> What you have to do
Wherever the word "this" turns up in a line of the entries, copy that line.
-------- Data shown --------
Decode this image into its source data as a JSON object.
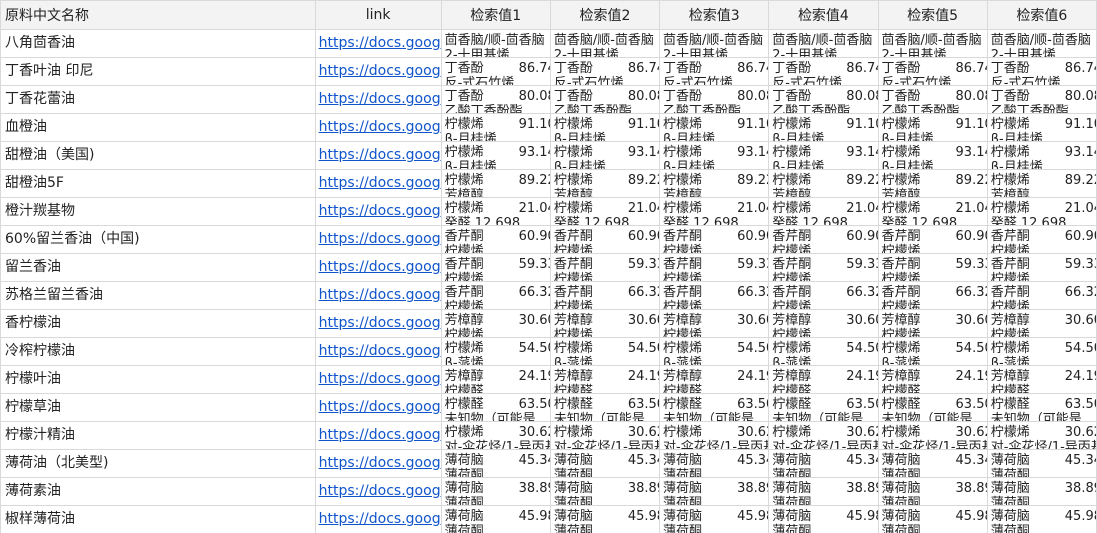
{
  "sheet": {
    "headers": [
      "原料中文名称",
      "link",
      "检索值1",
      "检索值2",
      "检索值3",
      "检索值4",
      "检索值5",
      "检索值6"
    ],
    "rows": [
      {
        "name": "八角茴香油",
        "link": "https://docs.goog",
        "v": "茴香脑/顺-茴香脑",
        "n": "",
        "s": "2-十甲基烯"
      },
      {
        "name": "丁香叶油 印尼",
        "link": "https://docs.goog",
        "v": "丁香酚",
        "n": "86.74",
        "s": "反-式石竹烯"
      },
      {
        "name": "丁香花蕾油",
        "link": "https://docs.goog",
        "v": "丁香酚",
        "n": "80.08",
        "s": "乙酸丁香酚酯"
      },
      {
        "name": "血橙油",
        "link": "https://docs.goog",
        "v": "柠檬烯",
        "n": "91.10",
        "s": "β-月桂烯"
      },
      {
        "name": "甜橙油（美国)",
        "link": "https://docs.goog",
        "v": "柠檬烯",
        "n": "93.14",
        "s": "β-月桂烯"
      },
      {
        "name": "甜橙油5F",
        "link": "https://docs.goog",
        "v": "柠檬烯",
        "n": "89.22",
        "s": "芳樟醇"
      },
      {
        "name": "橙汁羰基物",
        "link": "https://docs.goog",
        "v": "柠檬烯",
        "n": "21.04",
        "s": "癸醛 12.698"
      },
      {
        "name": "60%留兰香油（中国)",
        "link": "https://docs.goog",
        "v": "香芹酮",
        "n": "60.90",
        "s": "柠檬烯"
      },
      {
        "name": "留兰香油",
        "link": "https://docs.goog",
        "v": "香芹酮",
        "n": "59.33",
        "s": "柠檬烯"
      },
      {
        "name": "苏格兰留兰香油",
        "link": "https://docs.goog",
        "v": "香芹酮",
        "n": "66.32",
        "s": "柠檬烯"
      },
      {
        "name": "香柠檬油",
        "link": "https://docs.goog",
        "v": "芳樟醇",
        "n": "30.60",
        "s": "柠檬烯"
      },
      {
        "name": "冷榨柠檬油",
        "link": "https://docs.goog",
        "v": "柠檬烯",
        "n": "54.50",
        "s": "β-蒎烯"
      },
      {
        "name": "柠檬叶油",
        "link": "https://docs.goog",
        "v": "芳樟醇",
        "n": "24.19",
        "s": "柠檬醛"
      },
      {
        "name": "柠檬草油",
        "link": "https://docs.goog",
        "v": "柠檬醛",
        "n": "63.50",
        "s": "未知物（可能是"
      },
      {
        "name": "柠檬汁精油",
        "link": "https://docs.goog",
        "v": "柠檬烯",
        "n": "30.62",
        "s": "对-伞花烃/1-异丙基"
      },
      {
        "name": "薄荷油（北美型)",
        "link": "https://docs.goog",
        "v": "薄荷脑",
        "n": "45.34",
        "s": "薄荷酮"
      },
      {
        "name": "薄荷素油",
        "link": "https://docs.goog",
        "v": "薄荷脑",
        "n": "38.89",
        "s": "薄荷酮"
      },
      {
        "name": "椒样薄荷油",
        "link": "https://docs.goog",
        "v": "薄荷脑",
        "n": "45.98",
        "s": "薄荷酮"
      }
    ]
  }
}
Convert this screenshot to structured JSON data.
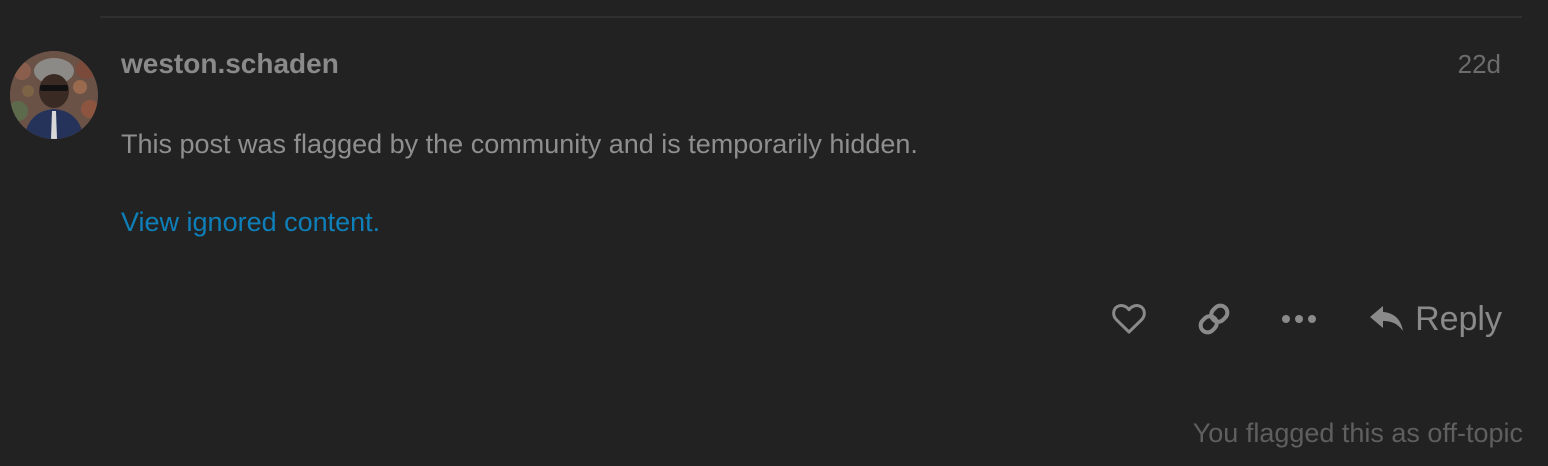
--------
> Exercise solution
Decode this image into its source data as a JSON object.
Convert this screenshot to structured JSON data.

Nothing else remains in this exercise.